Some physicians stated that it is beneficial when patients are proactive and advocating on their behalf, and very harmful for all when there is no initiative, and they are passive and nonmotivated. There were also interesting facts presented about the regulations and opportunities to have clinical trials, as well as unsatisfactory conditions in some countries to enable home therapy for patients.
The following session was an interactive discussion with patient representatives from all participating countries. This session was cofacilitated by Verce Jovanovska Jankovska, Vice President of HAE Macedonia, and me. We heard about the most challenging aspects of patient advocacy, when there is no satisfying access to modern therapy, like in Albania. Still, there was an initiative to go across the country and meet with patients and family members to build alliances with a bigger group of patients. We also heard a testimonial from a young patient from Montenegro who had a heart attack due to a long period of usage of Danazol and the challenges he is now facing with having only Firazyr for on-demand treatment, not for all attacks.

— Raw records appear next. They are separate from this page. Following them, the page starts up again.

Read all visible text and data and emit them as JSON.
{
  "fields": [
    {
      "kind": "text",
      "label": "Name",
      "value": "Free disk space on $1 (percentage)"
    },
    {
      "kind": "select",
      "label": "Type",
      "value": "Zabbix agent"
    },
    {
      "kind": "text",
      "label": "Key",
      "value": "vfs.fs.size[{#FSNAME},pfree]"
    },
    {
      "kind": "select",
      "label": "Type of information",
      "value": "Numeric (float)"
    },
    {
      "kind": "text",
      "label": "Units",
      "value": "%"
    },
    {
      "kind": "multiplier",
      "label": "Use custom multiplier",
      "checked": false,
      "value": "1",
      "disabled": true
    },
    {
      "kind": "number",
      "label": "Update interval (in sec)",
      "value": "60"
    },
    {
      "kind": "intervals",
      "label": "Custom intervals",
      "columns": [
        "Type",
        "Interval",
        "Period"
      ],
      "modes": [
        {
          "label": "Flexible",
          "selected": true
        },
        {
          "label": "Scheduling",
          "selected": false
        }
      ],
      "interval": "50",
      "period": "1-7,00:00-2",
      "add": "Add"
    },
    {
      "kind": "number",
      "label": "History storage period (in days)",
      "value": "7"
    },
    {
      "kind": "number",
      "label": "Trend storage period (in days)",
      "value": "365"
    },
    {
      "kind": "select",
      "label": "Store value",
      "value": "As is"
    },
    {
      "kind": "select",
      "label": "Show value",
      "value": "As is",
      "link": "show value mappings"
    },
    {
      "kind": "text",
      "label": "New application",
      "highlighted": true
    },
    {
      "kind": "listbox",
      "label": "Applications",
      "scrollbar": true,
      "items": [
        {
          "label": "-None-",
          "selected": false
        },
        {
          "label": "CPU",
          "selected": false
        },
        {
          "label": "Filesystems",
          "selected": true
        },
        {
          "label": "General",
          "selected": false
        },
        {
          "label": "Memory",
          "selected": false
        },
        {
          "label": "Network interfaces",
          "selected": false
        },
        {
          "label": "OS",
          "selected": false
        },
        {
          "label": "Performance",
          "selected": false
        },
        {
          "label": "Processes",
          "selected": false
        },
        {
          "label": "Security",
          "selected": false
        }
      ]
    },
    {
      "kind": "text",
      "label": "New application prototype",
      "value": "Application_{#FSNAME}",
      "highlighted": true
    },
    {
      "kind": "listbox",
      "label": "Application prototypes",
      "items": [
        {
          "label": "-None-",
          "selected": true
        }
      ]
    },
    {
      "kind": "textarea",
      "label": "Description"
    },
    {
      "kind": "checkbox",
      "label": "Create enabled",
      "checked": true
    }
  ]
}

This raised the question how can patients organize more to be able to get other therapies available in this country? Many of the countries’ representatives proudly presented different awareness activities for the hae day :-) as well as other initiatives, for example, organizing a successful self-injection course for patients in Bulgaria.
It was very interesting during the session about the ‘Importance of the research’ and ‘Quality of life study’ planned to be realized across the HAE International network, as there were countries that praised the initiative without hesitation. Still, we also had representatives who shared their doubts about safety for personal data protection or misuse of the data collected. We concluded that participation in the study is on a voluntary basis and that there will be time to consider the pros and cons before deciding.
The last session of the workshop was dedicated to an interactive discussion with a young blind girl from North Macedonia who graduated piano this year after many obstacles she and her family faced during her studies. Her positive thinking, courage and motivation, alongside the support from family and friends, were things that drew the attention of the audience. She also performed a short music selection during the final dinner on Saturday evening.
Fiona Wardman, Regional Patient Representative for the Mediterranean & Maghreb countries Maria Ferron and I were able to meet and discuss with Greek representatives at the workshop. We saw motivation from the side of the participants to get things moving better in Greece, and most of the initiatives and motivation comes from an active member of the Youngsters’ community. We agreed that I would continue as Regional Patient Advocate and Greece will be mapped in the South Eastern Europe region. Still, more importantly, we decided on steps to be taken after the workshop.
This year we had included an optional excursion to the Ohrid Lake, and more than 75 percent of the participants in the workshop joined. Here they continued the discussions, shared impressions from the workshop and initiated more talks about the possible cooperation and future initiatives both in their respective countries and in the region.
Overall, I’m very satisfied with the implementation of the workshop, and I believe that this kind of meetings is extremely important to continue enabling a better flow of information, initiate advocacy and strengthen the communication and cooperation between patients’ representatives, physicians and pharma.